● **Task to complete**
Pull every line with "JSON" from the entries below.

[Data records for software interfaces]
%%

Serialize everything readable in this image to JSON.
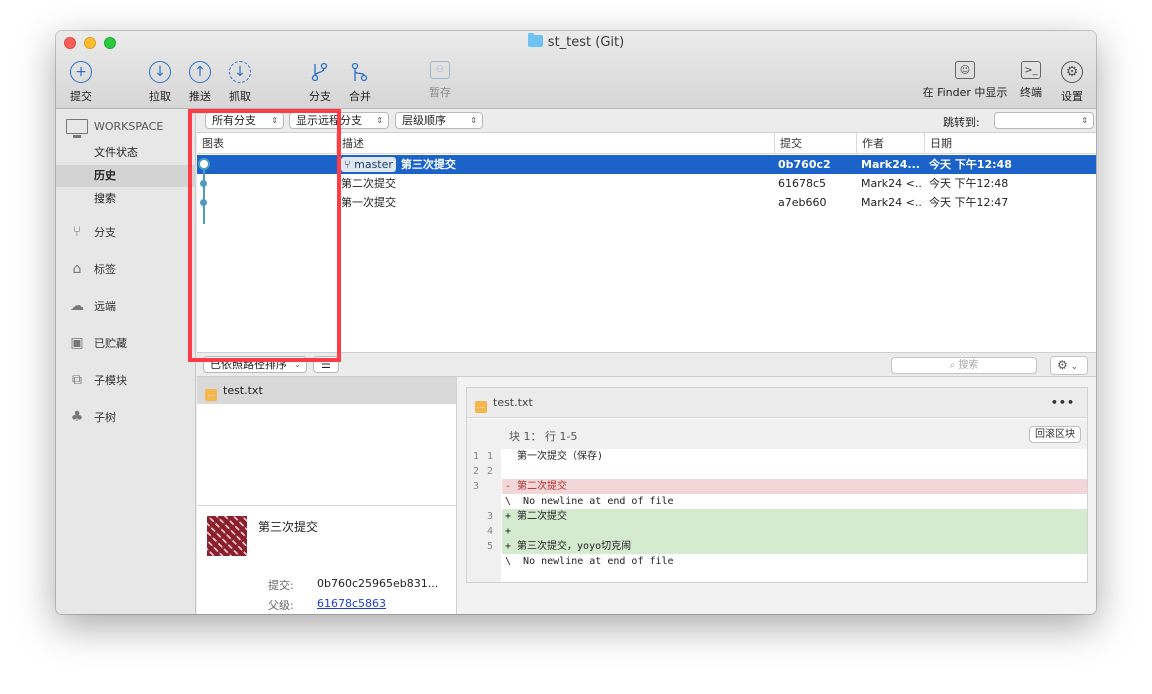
{
  "window": {
    "title": "st_test (Git)"
  },
  "toolbar": {
    "commit": "提交",
    "pull": "拉取",
    "push": "推送",
    "fetch": "抓取",
    "branch": "分支",
    "merge": "合并",
    "stash": "暂存",
    "finder": "在 Finder 中显示",
    "terminal": "终端",
    "settings": "设置"
  },
  "sidebar": {
    "workspace": "WORKSPACE",
    "file_status": "文件状态",
    "history": "历史",
    "search": "搜索",
    "branches": "分支",
    "tags": "标签",
    "remotes": "远端",
    "stashes": "已贮藏",
    "submodules": "子模块",
    "subtrees": "子树"
  },
  "filters": {
    "branches": "所有分支",
    "remote": "显示远程分支",
    "order": "层级顺序",
    "jump_to": "跳转到:"
  },
  "columns": {
    "graph": "图表",
    "description": "描述",
    "commit": "提交",
    "author": "作者",
    "date": "日期"
  },
  "commits": [
    {
      "branch": "master",
      "description": "第三次提交",
      "hash": "0b760c2",
      "author": "Mark24...",
      "date": "今天 下午12:48",
      "selected": true
    },
    {
      "branch": "",
      "description": "第二次提交",
      "hash": "61678c5",
      "author": "Mark24 <...",
      "date": "今天 下午12:48",
      "selected": false
    },
    {
      "branch": "",
      "description": "第一次提交",
      "hash": "a7eb660",
      "author": "Mark24 <...",
      "date": "今天 下午12:47",
      "selected": false
    }
  ],
  "lower_bar": {
    "sort": "已依照路径排序",
    "search_placeholder": "搜索"
  },
  "files": [
    {
      "name": "test.txt"
    }
  ],
  "commit_detail": {
    "title": "第三次提交",
    "commit_label": "提交:",
    "commit_value": "0b760c25965eb831...",
    "parent_label": "父级:",
    "parent_value": "61678c5863"
  },
  "diff": {
    "file": "test.txt",
    "more": "•••",
    "hunk_title": "块 1： 行 1-5",
    "revert": "回滚区块",
    "lines": [
      {
        "old": "1",
        "new": "1",
        "type": "ctx",
        "text": "  第一次提交（保存)"
      },
      {
        "old": "2",
        "new": "2",
        "type": "ctx",
        "text": ""
      },
      {
        "old": "3",
        "new": "",
        "type": "del",
        "text": "- 第二次提交"
      },
      {
        "old": "",
        "new": "",
        "type": "ctx",
        "text": "\\  No newline at end of file"
      },
      {
        "old": "",
        "new": "3",
        "type": "add",
        "text": "+ 第二次提交"
      },
      {
        "old": "",
        "new": "4",
        "type": "add",
        "text": "+"
      },
      {
        "old": "",
        "new": "5",
        "type": "add",
        "text": "+ 第三次提交，yoyo切克闹"
      },
      {
        "old": "",
        "new": "",
        "type": "ctx",
        "text": "\\  No newline at end of file"
      }
    ]
  },
  "colors": {
    "selection": "#1b63c9",
    "accent": "#2a6fc9",
    "highlight_box": "#ff3b45",
    "deleted": "#f3d7d8",
    "added": "#d5ebd0"
  }
}
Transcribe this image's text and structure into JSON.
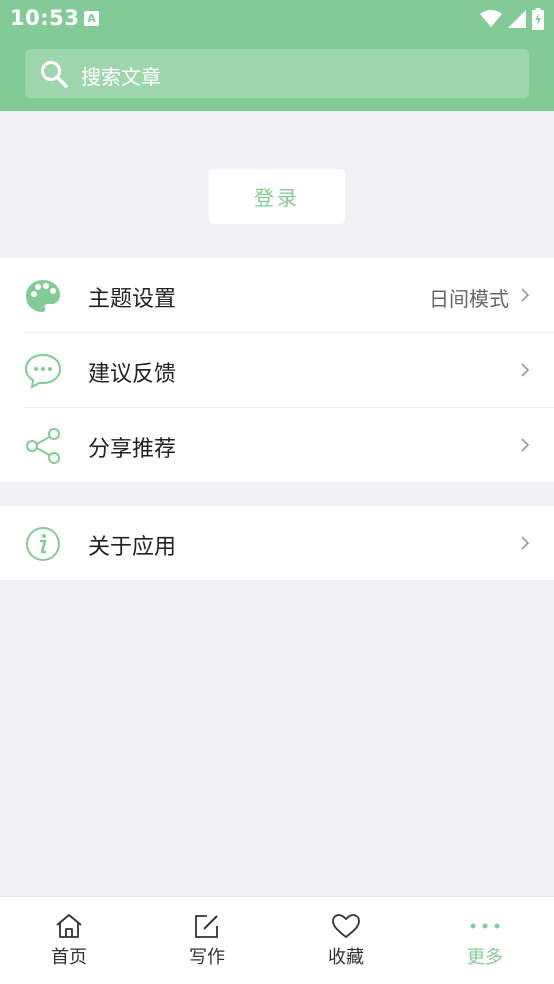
{
  "status_bar": {
    "time": "10:53",
    "notification_letter": "A"
  },
  "search": {
    "placeholder": "搜索文章"
  },
  "login": {
    "label": "登录"
  },
  "settings": {
    "theme": {
      "label": "主题设置",
      "value": "日间模式"
    },
    "feedback": {
      "label": "建议反馈"
    },
    "share": {
      "label": "分享推荐"
    },
    "about": {
      "label": "关于应用"
    }
  },
  "tabbar": {
    "tabs": [
      {
        "label": "首页",
        "icon": "home-icon",
        "active": false
      },
      {
        "label": "写作",
        "icon": "edit-icon",
        "active": false
      },
      {
        "label": "收藏",
        "icon": "heart-icon",
        "active": false
      },
      {
        "label": "更多",
        "icon": "more-dots-icon",
        "active": true
      }
    ]
  },
  "colors": {
    "accent": "#82cb96",
    "background": "#f3f3f5",
    "text": "#222222"
  }
}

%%

● **Solution to this task**
Serialize everything readable in this image to JSON.
Transcribe this image's text and structure into JSON.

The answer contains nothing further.